In many respects, recovery is an isolating experience. You may find that friends and family don’t understand your struggle with drug or alcohol addiction, or those who can’t empathize with your desire to get sober. The real work of healing is a deeply difficult and personal task and you may feel judged or dismissed by the ones you love.
The challenging journey of recovery requires a personal commitment and at the end of the day only you can achieve sobriety for yourself. However, surrounding yourself with an addiction recovery community can be crucial to your success.
In this article, we’ll explore the importance of community in recovery and some tips for building those long-term bonds.
The importance of community in recovery
Beginning treatment for substance abuse can feel like a solo journey. You might have fears about being singled out in treatment, missing family or living with strangers for the duration of inpatient treatment. In reality, rehab for substance use disorders tends to be an integrative experience, with supportive staff and peers who understand what you’re going through.
Community naturally forms in addiction recovery treatment because treatment centers do not operate by treating only one individual at a time.
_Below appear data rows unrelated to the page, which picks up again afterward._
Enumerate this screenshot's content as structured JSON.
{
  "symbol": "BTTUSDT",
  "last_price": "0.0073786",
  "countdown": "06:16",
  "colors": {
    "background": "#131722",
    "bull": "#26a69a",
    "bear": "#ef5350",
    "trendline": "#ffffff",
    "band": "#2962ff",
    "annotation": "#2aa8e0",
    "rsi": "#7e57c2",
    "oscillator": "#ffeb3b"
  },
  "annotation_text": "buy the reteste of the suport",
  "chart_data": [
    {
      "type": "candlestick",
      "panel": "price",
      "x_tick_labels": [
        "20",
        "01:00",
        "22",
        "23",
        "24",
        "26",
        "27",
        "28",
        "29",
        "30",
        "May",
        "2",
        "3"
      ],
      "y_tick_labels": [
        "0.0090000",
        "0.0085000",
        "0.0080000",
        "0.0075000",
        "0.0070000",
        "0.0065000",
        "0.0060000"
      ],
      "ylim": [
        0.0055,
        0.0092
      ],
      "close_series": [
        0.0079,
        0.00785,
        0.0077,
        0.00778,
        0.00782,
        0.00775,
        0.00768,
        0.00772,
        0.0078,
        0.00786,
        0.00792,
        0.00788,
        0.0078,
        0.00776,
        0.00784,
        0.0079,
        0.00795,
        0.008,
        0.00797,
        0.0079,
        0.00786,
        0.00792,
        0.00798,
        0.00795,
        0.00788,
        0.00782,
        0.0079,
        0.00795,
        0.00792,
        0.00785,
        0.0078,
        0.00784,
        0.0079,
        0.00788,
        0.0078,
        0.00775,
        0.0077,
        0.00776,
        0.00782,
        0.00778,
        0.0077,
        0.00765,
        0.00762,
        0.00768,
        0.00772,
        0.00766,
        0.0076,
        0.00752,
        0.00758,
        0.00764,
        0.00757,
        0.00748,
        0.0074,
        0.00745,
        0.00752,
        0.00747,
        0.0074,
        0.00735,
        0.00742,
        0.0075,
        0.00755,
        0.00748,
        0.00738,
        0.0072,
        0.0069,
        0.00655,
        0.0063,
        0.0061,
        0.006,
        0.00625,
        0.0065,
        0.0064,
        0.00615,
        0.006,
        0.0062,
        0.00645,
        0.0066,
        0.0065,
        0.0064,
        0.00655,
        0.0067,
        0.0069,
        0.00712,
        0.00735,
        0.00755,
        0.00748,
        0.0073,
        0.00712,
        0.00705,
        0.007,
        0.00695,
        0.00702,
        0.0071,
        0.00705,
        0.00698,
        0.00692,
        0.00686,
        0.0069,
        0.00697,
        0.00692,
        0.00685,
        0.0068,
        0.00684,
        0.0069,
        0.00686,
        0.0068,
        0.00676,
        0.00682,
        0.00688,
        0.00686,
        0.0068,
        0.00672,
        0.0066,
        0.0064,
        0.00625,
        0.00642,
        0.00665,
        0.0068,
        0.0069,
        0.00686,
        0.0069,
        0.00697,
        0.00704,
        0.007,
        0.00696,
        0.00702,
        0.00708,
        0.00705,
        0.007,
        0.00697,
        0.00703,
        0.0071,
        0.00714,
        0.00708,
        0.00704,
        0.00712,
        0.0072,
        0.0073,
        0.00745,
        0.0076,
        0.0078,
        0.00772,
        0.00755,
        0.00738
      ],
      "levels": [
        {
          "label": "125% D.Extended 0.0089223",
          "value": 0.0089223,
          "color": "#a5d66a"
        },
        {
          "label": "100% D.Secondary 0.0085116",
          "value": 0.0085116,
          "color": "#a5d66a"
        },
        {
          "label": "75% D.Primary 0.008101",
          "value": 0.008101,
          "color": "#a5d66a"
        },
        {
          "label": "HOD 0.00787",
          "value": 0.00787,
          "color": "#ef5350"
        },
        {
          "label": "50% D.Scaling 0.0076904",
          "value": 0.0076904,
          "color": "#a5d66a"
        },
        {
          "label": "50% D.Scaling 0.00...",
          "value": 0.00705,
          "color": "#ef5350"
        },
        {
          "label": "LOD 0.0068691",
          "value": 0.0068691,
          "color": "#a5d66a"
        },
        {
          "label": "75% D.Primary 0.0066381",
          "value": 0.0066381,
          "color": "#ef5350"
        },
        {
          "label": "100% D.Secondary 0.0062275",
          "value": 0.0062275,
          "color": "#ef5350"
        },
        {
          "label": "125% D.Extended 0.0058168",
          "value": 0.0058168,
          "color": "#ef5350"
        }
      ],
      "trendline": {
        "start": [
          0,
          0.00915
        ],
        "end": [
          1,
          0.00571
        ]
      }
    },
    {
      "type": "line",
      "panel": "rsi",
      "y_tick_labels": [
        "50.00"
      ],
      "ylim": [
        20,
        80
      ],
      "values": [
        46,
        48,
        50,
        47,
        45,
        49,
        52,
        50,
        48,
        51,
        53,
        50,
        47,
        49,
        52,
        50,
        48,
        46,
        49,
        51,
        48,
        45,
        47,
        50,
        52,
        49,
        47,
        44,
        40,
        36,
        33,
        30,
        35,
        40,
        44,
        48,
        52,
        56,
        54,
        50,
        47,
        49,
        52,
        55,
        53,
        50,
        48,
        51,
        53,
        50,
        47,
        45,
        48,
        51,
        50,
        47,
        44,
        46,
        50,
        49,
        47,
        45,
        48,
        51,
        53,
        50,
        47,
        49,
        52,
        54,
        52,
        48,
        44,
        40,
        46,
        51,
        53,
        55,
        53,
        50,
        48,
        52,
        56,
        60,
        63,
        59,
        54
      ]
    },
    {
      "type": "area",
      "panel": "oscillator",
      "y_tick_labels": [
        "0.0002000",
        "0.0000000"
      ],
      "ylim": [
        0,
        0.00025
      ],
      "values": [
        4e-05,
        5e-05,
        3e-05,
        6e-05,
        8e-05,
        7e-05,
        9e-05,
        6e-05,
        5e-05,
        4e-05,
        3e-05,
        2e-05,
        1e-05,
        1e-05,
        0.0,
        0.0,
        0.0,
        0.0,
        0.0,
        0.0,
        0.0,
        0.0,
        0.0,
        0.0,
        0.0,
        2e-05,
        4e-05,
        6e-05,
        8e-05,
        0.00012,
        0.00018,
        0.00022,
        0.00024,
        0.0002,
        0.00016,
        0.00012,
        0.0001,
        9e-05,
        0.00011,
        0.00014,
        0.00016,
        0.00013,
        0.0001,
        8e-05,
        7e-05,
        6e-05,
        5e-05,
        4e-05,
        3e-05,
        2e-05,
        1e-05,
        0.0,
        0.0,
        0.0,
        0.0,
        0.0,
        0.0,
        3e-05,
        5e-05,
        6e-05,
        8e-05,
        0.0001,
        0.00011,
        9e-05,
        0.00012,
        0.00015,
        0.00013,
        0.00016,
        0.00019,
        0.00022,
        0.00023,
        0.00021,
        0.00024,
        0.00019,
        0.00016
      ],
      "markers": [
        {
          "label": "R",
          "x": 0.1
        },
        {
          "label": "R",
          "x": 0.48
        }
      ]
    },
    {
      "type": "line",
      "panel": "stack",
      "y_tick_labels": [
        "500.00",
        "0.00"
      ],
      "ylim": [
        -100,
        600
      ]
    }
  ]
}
There are likely to be several others attending both inpatient and outpatient treatment programs. Moreover, partaking in a sober living home as part of your treatment is guaranteed to offer communal experiences.
The fraternal nature of addiction treatment is no mistake. There are numerous benefits of the addiction recovery community. Here are a few:
Substance abuse often results in self-isolation and withdrawal from social groups. The recovery process aims to heal not only the addiction itself but the negative impact on the lifestyle that results. Socializing and creating relationships in recovery remedies this symptom and can create friendships that last a lifetime.
2. Support outside of treatment
Healing requires that a person create a lifestyle that supports recovery. Social circles that embrace sobriety and are aware of your personal goals are essential to sustained recovery. Friends who are similarly seeking recovery and can help to minimize or combat triggers outside of structured treatment can serve as useful as well as meaningful relationships.
Others in your life may be hesitant to discuss triggers or worry that their words might contribute to a relapse. Those in recovery understand the importance of open and honest conversations and will help hold you accountable during tough times.
4. Community can help you rebuild meaning in your life
Those in recovery often lament the loss of their life before addiction. Whether it was a successful career, a solid community or varied hobbies, recovery means reclaiming a life you enjoy. Relationships you build in recovery can help you accomplish those life goals again by offering advice, sharing encouragement or creating long-term friendships outside of treatment.
Guiding principles for finding addiction recovery community
Finding a community is easier said than done, though. While you are likely to meet numerous people through treatment, you should still discern whether the relationships you’re creating are compatible with your number one goal: recovery.
Here are a few tips for finding an addiction recovery community:
- Keep your top priority in mind: sobriety. Make smart choices about associating with those who don’t take treatment seriously or are on the verge of relapse
- Aim to befriend those with solid social skills: behavior is strongly influenced by those a person surrounds herself with, and since treatment is a time to boost your social skills, ensure that your new friends are honest communicators and are able to manage distress and conflict peacefully
- Listen well: listening is one of your most powerful tools in recovery. There is much to learn, both from clinicians and from peers. Listening can help you see how lessons are applied to life so you can avoid learning them the hard way yourself
Each person’s story is unique, but you’re likely to find many similarities between your experience with addiction and others. These shared circumstances can build true friendships and inspire your recovery.
Recovery community resources
Building relationships during your quest for sobriety can happen inside or outside of formal treatment. Here are a few recovery community resources to help you reinforce a healthy social life.
You can look for a meeting near you through the Alcoholics Anonymous web page.
Using a website like Meet Up, you can search specifically for sober events in your local area. These tend to be event-based and may include activities like sober sports leagues or sober holiday parties.
The treatment center you attend is likely to offer connection to local recovery community resources, such as support groups, sober living homes, community programs and more.
A local community center
Events and classes hosted by your local community center are likely to be designed for sober activities. If you’re eager to find hobbies and learn new skills without the explicit title of sober events, you can find a wide variety of options in your city. You may find that a ballroom dance course or pottery class offers you the social opportunity you’re looking for.
Through specific hobbies
If you already have a hobby you’d like to pursue, consider looking into that specifically. Activities like biking, swimming, running, book clubs, painting and so forth can quickly bud friendships and are likely to be sober events. Just ensure that there is nothing triggering connected to these meet-ups, such as a group outing to the bar after running a race.
The best way to achieve a recovery community is through professional treatment. You’re likely to bond with several others in your inpatient or outpatient program, and case managers can assist you in finding sober social opportunities beyond the formal treatment setting.
Silvermist Recovery can help you find the community you’re longing for. Contact us today to learn about treatment options and get your life back on track.